On the significance of Paradise Lost, it’s safe to say that it is one of the cult fiction items of 17th century literature, along with Don Quixote (1605), Simplicissimus (1668), Letters of a Portuguese Nun (1669) and La Princesse de Clèves (1678).
Paradise Lost introduces the antihero in Western literature, by not portraying him as stupid and indulgent, but – as in Paradise Lost’s case – downright evil; a precursor to 20th century psychopaths (see Fictional portrayals of psychopaths in literature).
As I said, the protagonist (so pronounced by the Romantics) of this epic is an antihero, in this case the fallen angel, Satan which Milton presents as an ambitious and proud Satan being who defies God, and wages war on Heaven, only to be defeated and cast down. Indeed, William Blake, a great admirer of Milton and illustrator of the epic poem, said of Milton that “he was a true Poet, and of the Devil’s party without knowing it.”

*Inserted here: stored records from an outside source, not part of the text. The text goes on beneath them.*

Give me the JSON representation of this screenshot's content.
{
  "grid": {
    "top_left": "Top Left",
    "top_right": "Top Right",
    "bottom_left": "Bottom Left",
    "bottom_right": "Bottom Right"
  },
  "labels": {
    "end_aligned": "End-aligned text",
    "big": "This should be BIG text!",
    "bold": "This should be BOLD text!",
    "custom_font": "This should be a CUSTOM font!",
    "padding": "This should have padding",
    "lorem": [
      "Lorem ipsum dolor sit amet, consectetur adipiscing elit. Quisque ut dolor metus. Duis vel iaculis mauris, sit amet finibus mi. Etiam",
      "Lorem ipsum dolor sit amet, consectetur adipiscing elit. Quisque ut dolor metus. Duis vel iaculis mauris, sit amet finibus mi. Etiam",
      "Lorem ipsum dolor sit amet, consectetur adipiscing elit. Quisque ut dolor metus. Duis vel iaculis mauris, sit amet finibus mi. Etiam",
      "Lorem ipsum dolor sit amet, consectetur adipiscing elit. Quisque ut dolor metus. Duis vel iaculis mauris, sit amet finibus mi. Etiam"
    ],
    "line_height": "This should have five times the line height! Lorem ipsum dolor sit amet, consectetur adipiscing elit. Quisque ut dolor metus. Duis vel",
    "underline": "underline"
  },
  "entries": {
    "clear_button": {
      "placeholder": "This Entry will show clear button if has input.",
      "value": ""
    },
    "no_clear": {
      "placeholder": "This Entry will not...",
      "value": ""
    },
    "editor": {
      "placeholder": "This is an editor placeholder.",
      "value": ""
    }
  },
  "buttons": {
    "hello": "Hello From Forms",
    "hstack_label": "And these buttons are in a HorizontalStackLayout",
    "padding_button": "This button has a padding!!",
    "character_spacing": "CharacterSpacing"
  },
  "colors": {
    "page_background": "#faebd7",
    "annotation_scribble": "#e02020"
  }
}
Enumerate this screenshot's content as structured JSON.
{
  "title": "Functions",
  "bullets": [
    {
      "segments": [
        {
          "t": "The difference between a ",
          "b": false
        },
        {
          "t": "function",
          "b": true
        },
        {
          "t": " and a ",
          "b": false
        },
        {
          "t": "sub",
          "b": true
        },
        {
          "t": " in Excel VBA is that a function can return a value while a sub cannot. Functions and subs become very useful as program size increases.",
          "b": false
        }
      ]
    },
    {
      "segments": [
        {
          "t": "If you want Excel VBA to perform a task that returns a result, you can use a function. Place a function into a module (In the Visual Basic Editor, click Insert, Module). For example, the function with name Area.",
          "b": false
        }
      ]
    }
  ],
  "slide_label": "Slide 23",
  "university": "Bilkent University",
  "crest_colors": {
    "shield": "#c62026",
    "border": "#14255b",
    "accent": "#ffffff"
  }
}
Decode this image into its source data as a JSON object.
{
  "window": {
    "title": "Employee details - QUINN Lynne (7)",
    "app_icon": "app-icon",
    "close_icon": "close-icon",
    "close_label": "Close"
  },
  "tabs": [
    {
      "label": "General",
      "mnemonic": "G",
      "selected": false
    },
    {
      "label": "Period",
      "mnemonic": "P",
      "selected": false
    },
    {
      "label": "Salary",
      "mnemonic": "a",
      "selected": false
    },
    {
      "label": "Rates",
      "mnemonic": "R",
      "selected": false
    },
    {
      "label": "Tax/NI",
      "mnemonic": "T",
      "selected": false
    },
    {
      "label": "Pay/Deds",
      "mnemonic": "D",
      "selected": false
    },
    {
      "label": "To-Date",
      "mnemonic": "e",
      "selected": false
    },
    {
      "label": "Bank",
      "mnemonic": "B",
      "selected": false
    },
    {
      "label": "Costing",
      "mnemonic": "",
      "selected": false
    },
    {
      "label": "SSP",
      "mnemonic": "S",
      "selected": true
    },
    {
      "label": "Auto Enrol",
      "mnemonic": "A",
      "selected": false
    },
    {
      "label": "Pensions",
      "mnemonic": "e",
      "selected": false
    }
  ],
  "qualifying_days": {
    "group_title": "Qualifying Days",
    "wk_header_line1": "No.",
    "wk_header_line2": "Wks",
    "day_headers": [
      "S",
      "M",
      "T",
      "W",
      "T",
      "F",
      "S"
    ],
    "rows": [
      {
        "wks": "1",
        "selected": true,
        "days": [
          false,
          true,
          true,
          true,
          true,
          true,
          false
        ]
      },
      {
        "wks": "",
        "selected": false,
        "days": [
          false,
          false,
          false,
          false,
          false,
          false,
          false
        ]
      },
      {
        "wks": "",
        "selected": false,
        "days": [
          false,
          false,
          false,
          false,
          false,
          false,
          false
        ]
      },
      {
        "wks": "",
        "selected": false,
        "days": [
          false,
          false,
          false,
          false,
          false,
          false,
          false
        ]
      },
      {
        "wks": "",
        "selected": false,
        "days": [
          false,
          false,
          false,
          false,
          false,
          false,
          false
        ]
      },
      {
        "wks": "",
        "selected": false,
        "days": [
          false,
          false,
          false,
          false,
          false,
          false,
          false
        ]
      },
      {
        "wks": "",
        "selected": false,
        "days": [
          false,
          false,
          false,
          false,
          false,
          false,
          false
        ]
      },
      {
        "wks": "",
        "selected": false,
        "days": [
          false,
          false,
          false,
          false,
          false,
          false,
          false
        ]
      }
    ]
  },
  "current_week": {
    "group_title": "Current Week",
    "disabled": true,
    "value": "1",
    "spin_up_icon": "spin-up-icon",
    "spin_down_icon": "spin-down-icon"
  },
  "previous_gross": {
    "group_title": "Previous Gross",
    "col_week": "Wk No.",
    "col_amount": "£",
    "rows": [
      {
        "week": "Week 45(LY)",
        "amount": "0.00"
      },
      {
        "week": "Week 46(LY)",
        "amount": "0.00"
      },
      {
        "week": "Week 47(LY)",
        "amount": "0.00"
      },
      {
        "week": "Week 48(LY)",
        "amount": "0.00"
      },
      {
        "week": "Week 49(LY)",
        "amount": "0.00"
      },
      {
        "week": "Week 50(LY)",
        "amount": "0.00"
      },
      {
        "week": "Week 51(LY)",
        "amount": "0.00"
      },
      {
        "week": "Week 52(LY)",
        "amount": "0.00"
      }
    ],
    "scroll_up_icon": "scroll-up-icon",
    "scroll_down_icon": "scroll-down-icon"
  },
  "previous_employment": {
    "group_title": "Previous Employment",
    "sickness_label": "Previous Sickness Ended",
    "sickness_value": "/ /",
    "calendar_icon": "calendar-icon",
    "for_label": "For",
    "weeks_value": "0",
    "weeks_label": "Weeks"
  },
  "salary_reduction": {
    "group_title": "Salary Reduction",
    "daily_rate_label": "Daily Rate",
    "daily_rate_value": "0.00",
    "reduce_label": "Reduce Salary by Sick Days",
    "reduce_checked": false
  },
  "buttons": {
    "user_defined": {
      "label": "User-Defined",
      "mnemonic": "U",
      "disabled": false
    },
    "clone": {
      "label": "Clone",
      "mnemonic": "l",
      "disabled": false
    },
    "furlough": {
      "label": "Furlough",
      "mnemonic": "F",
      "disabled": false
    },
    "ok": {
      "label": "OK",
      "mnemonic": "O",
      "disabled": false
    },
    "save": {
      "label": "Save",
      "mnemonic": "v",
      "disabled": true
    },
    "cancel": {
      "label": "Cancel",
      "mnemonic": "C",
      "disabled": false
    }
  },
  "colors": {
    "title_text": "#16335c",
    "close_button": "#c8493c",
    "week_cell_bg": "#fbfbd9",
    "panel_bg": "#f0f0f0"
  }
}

On the psychoanalytical side, Sholem Stein has remarked: “Milton worked for Oliver Cromwell and the Parliament of England and thus wrote first-hand for the Commonwealth of England. Arguably, the failed rebellion and reinstallation of the monarchy left him to explore his losses within Paradise Lost” and adds that “Milton sympathized with the Satan in this work, in that both he and Satan had experienced a failed cause.”

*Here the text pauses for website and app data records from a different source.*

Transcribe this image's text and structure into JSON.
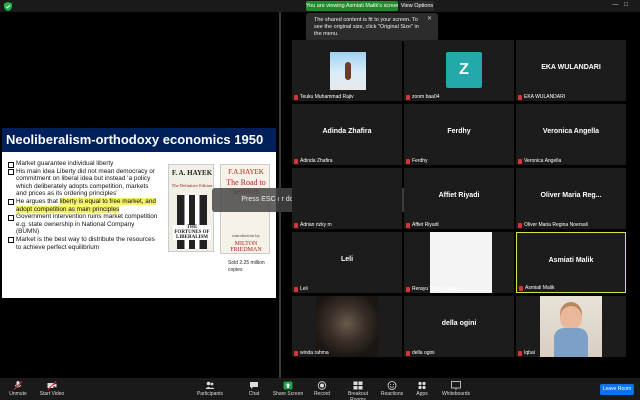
{
  "topbar": {
    "viewing_text": "You are viewing Asmiati Malik's screen",
    "view_options_label": "View Options"
  },
  "fit_tooltip": {
    "text": "The shared content is fit to your screen. To see the original size, click \"Original Size\" in the menu."
  },
  "slide": {
    "title": "Neoliberalism-orthodoxy economics 1950",
    "bullets": [
      {
        "pre": "Market guarantee individual liberty",
        "hl": "",
        "post": ""
      },
      {
        "pre": "His main idea Liberty did not mean democracy or commitment on liberal idea but instead ‘a policy which deliberately adopts competition, markets and prices as its ordering principles’",
        "hl": "",
        "post": ""
      },
      {
        "pre": "He argues that ",
        "hl": "liberty is equal to free market, and adopt competition as main principles",
        "post": ""
      },
      {
        "pre": "Government intervention ruins market competition e.g. state ownership in National Company (BUMN)",
        "hl": "",
        "post": ""
      },
      {
        "pre": "Market is the best way to distribute the resources to achieve perfect equilibrium",
        "hl": "",
        "post": ""
      }
    ],
    "book1": {
      "author": "F. A. HAYEK",
      "subtitle": "The Definitive Edition",
      "title": "THE FORTUNES OF LIBERALISM"
    },
    "book2": {
      "author": "F.A.HAYEK",
      "title": "The Road to Serfdom",
      "byline": "introduction by",
      "intro_name": "MILTON FRIEDMAN"
    },
    "sold_note": "Sold 2.25 million copies"
  },
  "fullscreen_hint": "Press ESC or double-click to exit full screen mode",
  "gallery": {
    "tiles": [
      {
        "name": "",
        "caption": "Teuku Muhammad Rajiv"
      },
      {
        "name": "",
        "caption": "zoom baa04",
        "avatar_letter": "Z"
      },
      {
        "name": "EKA WULANDARI",
        "caption": "EKA WULANDARI"
      },
      {
        "name": "Adinda Zhafira",
        "caption": "Adinda Zhafira"
      },
      {
        "name": "Ferdhy",
        "caption": "Ferdhy"
      },
      {
        "name": "Veronica Angella",
        "caption": "Veronica Angella"
      },
      {
        "name": "",
        "caption": "Adrian rizky m"
      },
      {
        "name": "Affiet Riyadi",
        "caption": "Affiet Riyadi"
      },
      {
        "name": "Oliver Maria Reg...",
        "caption": "Oliver Maria Regina Noersali"
      },
      {
        "name": "Leli",
        "caption": "Leli"
      },
      {
        "name": "",
        "caption": "Rerayu Tasyai Nastiti"
      },
      {
        "name": "Asmiati Malik",
        "caption": "Asmiati Malik"
      },
      {
        "name": "",
        "caption": "winda rahma"
      },
      {
        "name": "della ogini",
        "caption": "della ogini"
      },
      {
        "name": "",
        "caption": "Iqbal"
      }
    ]
  },
  "toolbar": {
    "unmute": "Unmute",
    "start_video": "Start Video",
    "participants": "Participants",
    "participants_count": "15",
    "chat": "Chat",
    "share_screen": "Share Screen",
    "record": "Record",
    "breakout": "Breakout Rooms",
    "reactions": "Reactions",
    "apps": "Apps",
    "whiteboards": "Whiteboards",
    "leave": "Leave Room"
  },
  "colors": {
    "accent_green": "#1f8d2f",
    "slide_title_bg": "#00205b",
    "highlight": "#f4f06a",
    "active_speaker_border": "#d8e14c",
    "leave_blue": "#0e72ed",
    "muted_red": "#e0323a"
  }
}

Modern editions have all 50 of Doré’s illustrations for Paradise Lost, recounting mankind’s fall from the grace of God through the work of Satan. Among the events depicted are the expulsion of Satan from Heaven, Adam and Eve in Paradise and the nine-day fall of Lucifer’s legions to Hell.